Owner name: REYNOLDS METALS COMPANY, REYNOLDS METALS BLDG., RI
Free format text: ASSIGNMENT OF ASSIGNORS INTEREST.;ASSIGNOR:HOLLIDAY, WILLIAM H.;REEL/FRAME:004771/0289
Effective date: 19870910
Owner name: REYNOLDS METALS COMPANY,VIRGINIA
Free format text: ASSIGNMENT OF ASSIGNORS INTEREST;ASSIGNOR:HOLLIDAY, WILLIAM H.;REEL/FRAME:004771/0289
Effective date: 19870910
|Aug 6, 1992||FPAY||Fee payment|
Year of fee payment: 4
|Aug 13, 1996||FPAY||Fee payment|
Year of fee payment: 8
|Jul 9, 1998||AS||Assignment|
Owner name: GENERAL ELECTRIC CAPITAL CORPORATION, AS AGENT, IL
Free format text: SECURITY AGREEMENT;ASSIGNOR:MCCOOK METALS L.L.C.;REEL/FRAME:009297/0542
Effective date: 19980617

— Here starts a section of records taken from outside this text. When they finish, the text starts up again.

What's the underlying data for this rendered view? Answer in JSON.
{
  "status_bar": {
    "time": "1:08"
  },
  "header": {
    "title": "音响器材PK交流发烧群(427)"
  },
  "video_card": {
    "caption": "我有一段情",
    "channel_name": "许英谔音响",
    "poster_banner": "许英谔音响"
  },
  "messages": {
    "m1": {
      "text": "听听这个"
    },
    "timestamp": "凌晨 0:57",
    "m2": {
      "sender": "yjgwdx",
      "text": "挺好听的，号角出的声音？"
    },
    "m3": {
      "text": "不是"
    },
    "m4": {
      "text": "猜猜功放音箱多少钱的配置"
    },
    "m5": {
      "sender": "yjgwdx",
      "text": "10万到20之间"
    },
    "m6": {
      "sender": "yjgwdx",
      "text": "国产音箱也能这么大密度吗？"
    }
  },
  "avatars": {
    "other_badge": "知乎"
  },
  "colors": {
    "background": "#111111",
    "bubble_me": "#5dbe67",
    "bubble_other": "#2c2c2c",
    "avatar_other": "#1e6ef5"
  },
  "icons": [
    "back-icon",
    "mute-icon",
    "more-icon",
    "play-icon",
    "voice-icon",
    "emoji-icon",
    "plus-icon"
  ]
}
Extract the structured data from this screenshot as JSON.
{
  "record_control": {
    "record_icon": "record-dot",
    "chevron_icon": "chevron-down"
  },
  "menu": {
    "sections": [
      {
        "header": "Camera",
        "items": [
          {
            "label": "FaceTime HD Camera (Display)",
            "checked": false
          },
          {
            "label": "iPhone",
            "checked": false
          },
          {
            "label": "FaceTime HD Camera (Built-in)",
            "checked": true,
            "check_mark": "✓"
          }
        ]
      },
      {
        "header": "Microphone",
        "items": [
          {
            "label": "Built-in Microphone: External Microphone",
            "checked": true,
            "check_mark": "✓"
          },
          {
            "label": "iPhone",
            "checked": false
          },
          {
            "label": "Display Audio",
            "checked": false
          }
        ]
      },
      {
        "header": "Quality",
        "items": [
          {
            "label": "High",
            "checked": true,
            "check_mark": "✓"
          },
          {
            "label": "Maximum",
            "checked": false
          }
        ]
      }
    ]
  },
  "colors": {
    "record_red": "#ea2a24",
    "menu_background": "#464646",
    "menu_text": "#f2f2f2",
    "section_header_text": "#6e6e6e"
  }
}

|Aug 11, 2000||FPAY||Fee payment|
Year of fee payment: 12